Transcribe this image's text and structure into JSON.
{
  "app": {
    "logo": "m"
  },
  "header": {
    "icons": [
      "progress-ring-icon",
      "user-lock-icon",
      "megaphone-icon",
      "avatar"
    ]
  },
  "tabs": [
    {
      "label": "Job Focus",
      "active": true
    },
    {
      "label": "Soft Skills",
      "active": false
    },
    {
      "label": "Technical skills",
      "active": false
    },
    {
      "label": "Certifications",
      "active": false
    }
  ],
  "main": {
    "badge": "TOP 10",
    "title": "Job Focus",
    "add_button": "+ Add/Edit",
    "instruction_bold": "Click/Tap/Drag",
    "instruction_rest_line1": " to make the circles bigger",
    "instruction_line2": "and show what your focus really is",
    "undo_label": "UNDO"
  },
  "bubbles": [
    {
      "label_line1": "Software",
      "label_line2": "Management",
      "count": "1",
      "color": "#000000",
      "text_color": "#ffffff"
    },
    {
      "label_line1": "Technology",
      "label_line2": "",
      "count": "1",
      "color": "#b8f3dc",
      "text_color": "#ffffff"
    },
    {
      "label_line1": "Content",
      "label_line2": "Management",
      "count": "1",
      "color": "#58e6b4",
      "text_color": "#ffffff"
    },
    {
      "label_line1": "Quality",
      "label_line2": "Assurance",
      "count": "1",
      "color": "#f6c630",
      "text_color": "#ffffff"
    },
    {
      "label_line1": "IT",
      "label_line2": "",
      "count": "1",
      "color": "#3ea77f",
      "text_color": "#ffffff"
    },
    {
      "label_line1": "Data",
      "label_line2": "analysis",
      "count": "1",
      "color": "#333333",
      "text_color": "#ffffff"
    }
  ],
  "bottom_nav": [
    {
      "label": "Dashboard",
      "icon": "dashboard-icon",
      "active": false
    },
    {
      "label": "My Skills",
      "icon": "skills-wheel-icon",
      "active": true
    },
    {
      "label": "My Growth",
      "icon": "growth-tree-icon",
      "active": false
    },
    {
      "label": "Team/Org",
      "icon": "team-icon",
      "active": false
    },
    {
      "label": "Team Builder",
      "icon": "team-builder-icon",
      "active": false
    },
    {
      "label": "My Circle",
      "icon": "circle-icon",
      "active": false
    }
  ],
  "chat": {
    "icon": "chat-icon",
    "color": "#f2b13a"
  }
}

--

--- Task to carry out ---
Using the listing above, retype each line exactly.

--- Response to the task ---
Transcribe this image's text and structure into JSON.
{
  "app": {
    "logo": "m"
  },
  "header": {
    "icons": [
      "progress-ring-icon",
      "user-lock-icon",
      "megaphone-icon",
      "avatar"
    ]
  },
  "tabs": [
    {
      "label": "Job Focus",
      "active": true
    },
    {
      "label": "Soft Skills",
      "active": false
    },
    {
      "label": "Technical skills",
      "active": false
    },
    {
      "label": "Certifications",
      "active": false
    }
  ],
  "main": {
    "badge": "TOP 10",
    "title": "Job Focus",
    "add_button": "+ Add/Edit",
    "instruction_bold": "Click/Tap/Drag",
    "instruction_rest_line1": " to make the circles bigger",
    "instruction_line2": "and show what your focus really is",
    "undo_label": "UNDO"
  },
  "bubbles": [
    {
      "label_line1": "Software",
      "label_line2": "Management",
      "count": "1",
      "color": "#000000",
      "text_color": "#ffffff"
    },
    {
      "label_line1": "Technology",
      "label_line2": "",
      "count": "1",
      "color": "#b8f3dc",
      "text_color": "#ffffff"
    },
    {
      "label_line1": "Content",
      "label_line2": "Management",
      "count": "1",
      "color": "#58e6b4",
      "text_color": "#ffffff"
    },
    {
      "label_line1": "Quality",
      "label_line2": "Assurance",
      "count": "1",
      "color": "#f6c630",
      "text_color": "#ffffff"
    },
    {
      "label_line1": "IT",
      "label_line2": "",
      "count": "1",
      "color": "#3ea77f",
      "text_color": "#ffffff"
    },
    {
      "label_line1": "Data",
      "label_line2": "analysis",
      "count": "1",
      "color": "#333333",
      "text_color": "#ffffff"
    }
  ],
  "bottom_nav": [
    {
      "label": "Dashboard",
      "icon": "dashboard-icon",
      "active": false
    },
    {
      "label": "My Skills",
      "icon": "skills-wheel-icon",
      "active": true
    },
    {
      "label": "My Growth",
      "icon": "growth-tree-icon",
      "active": false
    },
    {
      "label": "Team/Org",
      "icon": "team-icon",
      "active": false
    },
    {
      "label": "Team Builder",
      "icon": "team-builder-icon",
      "active": false
    },
    {
      "label": "My Circle",
      "icon": "circle-icon",
      "active": false
    }
  ],
  "chat": {
    "icon": "chat-icon",
    "color": "#f2b13a"
  }
}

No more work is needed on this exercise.